“Use those beautiful and brilliant minds of yours,” says the grandmother of Angelina and her brother in the 2022 bestselling children’s book The Year We Learned to Fly, a sequel to 2018’s The Day You Begin, by writer Jacqueline Woodson and artist Rafael López (BFA 85 Illustration).
Stuck inside their apartment during a storm, the siblings—inspired by their grandma’s words—imagine flying over their city, which is “exploding with every kind of flower we’d ever dreamed of.” López’s illustrations burst with pink and purple color. Later, Angelina’s grandma tells them about their ancestors, who were slaves and also “learned to fly” with their minds.
“I needed to represent the truth of history while speaking to an audience of young children,” says López. “I used vibrant colors and positive symbolism to give hope. We wanted children to know that even if you are feeling alone, bored, angry or frustrated, imagination has the remarkable power to lift you up in challenging times.”

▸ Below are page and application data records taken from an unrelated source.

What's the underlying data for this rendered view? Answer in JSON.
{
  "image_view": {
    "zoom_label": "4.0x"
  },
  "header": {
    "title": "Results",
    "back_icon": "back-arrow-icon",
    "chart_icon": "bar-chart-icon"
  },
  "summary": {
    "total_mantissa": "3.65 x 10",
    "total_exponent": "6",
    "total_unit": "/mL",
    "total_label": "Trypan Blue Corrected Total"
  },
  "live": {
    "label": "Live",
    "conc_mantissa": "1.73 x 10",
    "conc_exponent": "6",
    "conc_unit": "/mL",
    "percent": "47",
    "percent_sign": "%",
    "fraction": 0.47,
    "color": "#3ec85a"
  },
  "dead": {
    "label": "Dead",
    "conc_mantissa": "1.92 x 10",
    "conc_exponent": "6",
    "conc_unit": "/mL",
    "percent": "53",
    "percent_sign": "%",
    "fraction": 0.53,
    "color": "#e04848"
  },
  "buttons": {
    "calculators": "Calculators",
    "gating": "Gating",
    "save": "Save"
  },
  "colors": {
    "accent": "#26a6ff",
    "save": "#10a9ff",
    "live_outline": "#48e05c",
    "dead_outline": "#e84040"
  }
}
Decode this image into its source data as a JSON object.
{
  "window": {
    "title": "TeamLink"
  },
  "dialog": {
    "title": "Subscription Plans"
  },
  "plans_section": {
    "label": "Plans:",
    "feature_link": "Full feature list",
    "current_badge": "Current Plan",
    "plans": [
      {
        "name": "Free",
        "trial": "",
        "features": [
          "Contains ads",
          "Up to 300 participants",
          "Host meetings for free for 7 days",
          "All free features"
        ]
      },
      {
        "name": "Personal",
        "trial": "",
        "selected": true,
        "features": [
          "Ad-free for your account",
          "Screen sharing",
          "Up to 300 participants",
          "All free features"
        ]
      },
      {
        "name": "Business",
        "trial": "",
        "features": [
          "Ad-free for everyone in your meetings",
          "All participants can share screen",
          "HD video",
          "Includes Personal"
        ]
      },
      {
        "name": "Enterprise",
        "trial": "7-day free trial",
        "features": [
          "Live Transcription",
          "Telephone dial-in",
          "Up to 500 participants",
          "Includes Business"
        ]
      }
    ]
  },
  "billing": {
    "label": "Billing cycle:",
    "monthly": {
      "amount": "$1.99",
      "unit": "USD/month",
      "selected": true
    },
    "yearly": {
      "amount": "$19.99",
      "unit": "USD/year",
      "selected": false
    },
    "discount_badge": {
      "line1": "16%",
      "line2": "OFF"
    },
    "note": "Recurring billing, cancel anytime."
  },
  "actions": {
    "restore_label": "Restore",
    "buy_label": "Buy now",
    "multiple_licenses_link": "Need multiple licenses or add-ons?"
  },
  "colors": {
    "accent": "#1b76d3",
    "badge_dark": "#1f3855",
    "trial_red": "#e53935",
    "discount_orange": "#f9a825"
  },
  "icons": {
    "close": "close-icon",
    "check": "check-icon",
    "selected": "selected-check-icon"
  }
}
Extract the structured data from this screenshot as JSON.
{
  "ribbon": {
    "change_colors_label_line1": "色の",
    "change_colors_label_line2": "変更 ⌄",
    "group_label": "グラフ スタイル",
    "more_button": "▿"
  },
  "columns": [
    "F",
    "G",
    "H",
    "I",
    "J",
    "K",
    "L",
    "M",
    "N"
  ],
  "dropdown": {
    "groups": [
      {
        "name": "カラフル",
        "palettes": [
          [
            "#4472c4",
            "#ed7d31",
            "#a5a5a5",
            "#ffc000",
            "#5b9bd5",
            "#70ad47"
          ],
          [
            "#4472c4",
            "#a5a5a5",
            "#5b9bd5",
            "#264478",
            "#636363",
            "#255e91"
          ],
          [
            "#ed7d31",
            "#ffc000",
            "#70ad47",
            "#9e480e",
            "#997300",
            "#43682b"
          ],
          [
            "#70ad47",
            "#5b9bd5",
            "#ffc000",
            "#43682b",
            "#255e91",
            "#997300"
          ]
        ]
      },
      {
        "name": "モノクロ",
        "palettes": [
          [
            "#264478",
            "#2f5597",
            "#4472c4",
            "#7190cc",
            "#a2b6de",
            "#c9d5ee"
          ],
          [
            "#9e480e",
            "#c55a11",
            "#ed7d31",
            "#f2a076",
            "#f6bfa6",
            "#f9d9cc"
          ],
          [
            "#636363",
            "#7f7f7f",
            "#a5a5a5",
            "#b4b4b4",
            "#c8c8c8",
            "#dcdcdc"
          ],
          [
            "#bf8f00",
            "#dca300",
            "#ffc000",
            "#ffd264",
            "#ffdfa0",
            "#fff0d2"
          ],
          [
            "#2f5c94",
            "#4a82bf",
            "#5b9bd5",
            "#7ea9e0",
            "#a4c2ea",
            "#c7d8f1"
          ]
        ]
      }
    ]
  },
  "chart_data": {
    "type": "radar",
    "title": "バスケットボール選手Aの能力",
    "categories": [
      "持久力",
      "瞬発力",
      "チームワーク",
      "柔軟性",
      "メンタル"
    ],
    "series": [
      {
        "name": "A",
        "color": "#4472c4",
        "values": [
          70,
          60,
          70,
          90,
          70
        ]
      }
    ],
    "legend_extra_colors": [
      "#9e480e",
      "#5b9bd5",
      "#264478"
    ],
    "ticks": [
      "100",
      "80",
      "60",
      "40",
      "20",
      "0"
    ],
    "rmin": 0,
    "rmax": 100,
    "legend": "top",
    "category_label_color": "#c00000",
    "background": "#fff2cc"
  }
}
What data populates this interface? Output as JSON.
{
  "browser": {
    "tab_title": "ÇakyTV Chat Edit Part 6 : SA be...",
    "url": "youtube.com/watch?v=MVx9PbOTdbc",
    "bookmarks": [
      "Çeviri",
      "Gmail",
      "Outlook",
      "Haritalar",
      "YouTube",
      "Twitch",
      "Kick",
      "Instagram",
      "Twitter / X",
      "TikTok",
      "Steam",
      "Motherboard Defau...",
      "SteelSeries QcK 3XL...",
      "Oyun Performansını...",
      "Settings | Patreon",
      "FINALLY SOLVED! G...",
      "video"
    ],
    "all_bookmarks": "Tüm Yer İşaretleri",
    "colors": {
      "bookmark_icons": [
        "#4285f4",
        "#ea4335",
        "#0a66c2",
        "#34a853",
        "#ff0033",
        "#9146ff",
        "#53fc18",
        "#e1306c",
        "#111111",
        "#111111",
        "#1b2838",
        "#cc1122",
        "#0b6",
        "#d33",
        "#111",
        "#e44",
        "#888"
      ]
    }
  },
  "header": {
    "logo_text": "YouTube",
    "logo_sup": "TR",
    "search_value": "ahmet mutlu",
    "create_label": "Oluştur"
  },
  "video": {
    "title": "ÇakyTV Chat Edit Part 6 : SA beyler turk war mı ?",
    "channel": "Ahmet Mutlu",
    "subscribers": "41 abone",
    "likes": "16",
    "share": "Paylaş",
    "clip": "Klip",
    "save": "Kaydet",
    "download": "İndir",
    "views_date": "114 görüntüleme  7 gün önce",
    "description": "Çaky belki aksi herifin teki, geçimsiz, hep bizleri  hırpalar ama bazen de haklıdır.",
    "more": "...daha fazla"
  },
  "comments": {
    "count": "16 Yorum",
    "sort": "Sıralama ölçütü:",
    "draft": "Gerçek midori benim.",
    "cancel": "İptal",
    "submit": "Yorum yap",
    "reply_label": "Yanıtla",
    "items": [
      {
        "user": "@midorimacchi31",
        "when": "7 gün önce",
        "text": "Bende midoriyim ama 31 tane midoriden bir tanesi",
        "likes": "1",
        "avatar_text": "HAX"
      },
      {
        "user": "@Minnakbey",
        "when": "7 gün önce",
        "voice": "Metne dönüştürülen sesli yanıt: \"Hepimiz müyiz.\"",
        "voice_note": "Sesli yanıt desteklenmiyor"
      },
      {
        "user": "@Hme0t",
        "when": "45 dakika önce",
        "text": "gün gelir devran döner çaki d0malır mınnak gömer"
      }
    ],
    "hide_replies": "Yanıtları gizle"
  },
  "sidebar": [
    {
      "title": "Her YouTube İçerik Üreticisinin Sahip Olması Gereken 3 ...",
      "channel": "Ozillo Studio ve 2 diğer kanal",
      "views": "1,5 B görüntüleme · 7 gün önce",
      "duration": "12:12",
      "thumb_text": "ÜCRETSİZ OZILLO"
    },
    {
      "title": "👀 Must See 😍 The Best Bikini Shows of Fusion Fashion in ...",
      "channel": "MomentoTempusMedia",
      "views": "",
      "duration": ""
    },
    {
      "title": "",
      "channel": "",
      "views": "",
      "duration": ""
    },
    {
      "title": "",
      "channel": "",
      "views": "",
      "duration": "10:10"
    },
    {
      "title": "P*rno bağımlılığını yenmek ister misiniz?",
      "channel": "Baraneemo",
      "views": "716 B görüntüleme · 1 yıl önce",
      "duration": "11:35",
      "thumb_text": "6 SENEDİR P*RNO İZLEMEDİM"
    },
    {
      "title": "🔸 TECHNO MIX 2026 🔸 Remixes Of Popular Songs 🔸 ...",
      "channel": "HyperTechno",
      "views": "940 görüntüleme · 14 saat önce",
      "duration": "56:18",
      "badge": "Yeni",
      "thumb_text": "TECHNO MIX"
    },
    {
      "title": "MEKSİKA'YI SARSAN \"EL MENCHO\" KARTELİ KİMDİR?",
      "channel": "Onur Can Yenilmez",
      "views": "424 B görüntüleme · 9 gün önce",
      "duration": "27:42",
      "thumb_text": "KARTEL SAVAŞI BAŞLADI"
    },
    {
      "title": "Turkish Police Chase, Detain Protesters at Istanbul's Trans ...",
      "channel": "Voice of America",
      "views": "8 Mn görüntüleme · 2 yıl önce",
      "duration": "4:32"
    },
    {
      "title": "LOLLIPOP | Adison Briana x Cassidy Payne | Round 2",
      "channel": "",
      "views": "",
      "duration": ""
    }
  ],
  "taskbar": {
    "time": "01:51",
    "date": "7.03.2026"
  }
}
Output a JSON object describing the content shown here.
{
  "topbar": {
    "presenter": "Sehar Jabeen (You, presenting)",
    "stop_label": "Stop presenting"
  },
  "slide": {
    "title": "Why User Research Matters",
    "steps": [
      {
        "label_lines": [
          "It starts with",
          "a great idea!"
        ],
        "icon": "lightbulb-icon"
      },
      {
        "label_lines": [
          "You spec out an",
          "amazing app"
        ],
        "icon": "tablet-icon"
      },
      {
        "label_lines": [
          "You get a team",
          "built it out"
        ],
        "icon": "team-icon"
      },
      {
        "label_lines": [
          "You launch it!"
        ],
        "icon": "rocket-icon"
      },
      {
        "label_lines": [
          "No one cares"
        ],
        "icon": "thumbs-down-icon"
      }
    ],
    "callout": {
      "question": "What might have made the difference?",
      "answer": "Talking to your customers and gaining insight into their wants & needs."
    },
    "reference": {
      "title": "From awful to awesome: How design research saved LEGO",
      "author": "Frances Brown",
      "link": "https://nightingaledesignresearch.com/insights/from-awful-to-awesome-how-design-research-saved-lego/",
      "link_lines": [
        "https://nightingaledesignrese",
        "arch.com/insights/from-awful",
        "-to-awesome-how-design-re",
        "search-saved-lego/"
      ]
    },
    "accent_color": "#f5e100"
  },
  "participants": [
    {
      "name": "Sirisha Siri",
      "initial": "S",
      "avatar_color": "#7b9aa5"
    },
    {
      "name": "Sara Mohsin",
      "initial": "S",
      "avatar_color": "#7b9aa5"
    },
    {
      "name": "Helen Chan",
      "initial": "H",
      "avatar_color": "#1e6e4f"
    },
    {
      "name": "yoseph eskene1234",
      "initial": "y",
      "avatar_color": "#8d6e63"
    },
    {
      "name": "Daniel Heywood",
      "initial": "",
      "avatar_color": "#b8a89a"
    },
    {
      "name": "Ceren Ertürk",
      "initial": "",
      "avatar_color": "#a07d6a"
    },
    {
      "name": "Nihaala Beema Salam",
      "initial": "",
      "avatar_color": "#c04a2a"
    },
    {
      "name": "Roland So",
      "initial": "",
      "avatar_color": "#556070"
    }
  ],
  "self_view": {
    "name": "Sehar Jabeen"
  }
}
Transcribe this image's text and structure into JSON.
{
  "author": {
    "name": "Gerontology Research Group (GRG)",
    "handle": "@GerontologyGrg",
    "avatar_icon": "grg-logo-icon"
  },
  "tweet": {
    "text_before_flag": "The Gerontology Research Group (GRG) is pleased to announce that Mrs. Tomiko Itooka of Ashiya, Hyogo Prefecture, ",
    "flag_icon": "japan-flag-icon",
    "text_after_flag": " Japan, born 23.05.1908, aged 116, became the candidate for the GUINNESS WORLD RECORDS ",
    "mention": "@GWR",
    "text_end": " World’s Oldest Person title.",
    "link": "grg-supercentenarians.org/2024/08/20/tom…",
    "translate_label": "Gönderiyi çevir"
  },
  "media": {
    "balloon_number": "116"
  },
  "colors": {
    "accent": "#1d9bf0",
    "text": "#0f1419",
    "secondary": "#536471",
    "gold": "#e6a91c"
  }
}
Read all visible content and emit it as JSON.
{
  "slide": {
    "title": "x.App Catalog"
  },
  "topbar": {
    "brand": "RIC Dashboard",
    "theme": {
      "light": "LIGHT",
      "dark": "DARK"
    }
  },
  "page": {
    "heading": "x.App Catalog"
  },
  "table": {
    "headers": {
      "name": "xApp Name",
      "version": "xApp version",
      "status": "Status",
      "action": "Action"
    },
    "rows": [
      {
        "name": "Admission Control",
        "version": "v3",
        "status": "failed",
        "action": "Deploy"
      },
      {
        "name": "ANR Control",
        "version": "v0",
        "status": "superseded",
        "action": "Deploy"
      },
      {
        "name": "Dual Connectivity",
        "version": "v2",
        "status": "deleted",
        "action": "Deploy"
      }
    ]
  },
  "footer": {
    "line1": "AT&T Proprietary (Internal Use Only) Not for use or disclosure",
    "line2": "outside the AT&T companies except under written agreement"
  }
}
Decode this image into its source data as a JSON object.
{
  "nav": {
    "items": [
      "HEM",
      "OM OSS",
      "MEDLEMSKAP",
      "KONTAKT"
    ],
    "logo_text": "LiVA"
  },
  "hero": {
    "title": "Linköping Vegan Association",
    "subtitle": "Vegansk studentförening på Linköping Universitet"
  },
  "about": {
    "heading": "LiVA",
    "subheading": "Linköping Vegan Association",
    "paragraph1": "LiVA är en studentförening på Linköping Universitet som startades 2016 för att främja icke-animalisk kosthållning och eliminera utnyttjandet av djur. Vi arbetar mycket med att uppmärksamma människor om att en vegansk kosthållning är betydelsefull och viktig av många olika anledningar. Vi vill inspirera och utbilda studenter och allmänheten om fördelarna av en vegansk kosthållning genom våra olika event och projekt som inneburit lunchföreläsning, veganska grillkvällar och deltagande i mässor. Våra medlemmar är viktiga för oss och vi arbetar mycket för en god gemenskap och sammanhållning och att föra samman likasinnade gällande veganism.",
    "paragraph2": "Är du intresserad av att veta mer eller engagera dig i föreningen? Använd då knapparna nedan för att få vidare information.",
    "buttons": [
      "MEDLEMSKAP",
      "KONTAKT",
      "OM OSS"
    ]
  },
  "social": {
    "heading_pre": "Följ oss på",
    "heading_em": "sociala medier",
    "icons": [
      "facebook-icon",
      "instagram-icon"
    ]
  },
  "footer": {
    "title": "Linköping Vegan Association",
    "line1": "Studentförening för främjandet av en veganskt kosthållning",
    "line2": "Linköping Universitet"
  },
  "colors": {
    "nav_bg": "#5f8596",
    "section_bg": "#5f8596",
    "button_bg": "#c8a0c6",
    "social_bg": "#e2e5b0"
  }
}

Created during the COVID-19 pandemic, The Year We Learned to Fly resonates on a deeper level, with the pandemic’s impact on children and families, López says. The illustrator, who lives and works in San Diego and San Miguel de Allende, Mexico, struggled to make it all work, he says, when schools closed and his son and family were home, quarantining.
“Early on, I wondered what I could do as an artist,” López says. So he created coloring pages that he posted daily on his blog and Facebook page. He encouraged other illustrators to do the same. “There’s something calming about coloring that allows children to express themselves, giving them a break from computers and phones,” he says.
For his own mental health, López would go on long bike rides through parks and canyons in San Diego, before sitting down to draw. In San Miguel, he wandered alone on quiet cobblestone streets early in the morning, drinking coffee and contemplating color and his next illustration.
“In many ways, we creatives have the advantage of knowing how to find escape in our work, and need solitude to find our voice,” López says. “Routines have been disrupted, and lives have changed, but this has also given us time to reflect on family, friends, our work and what matters. The pandemic has reminded me of our shared humanity and connections.”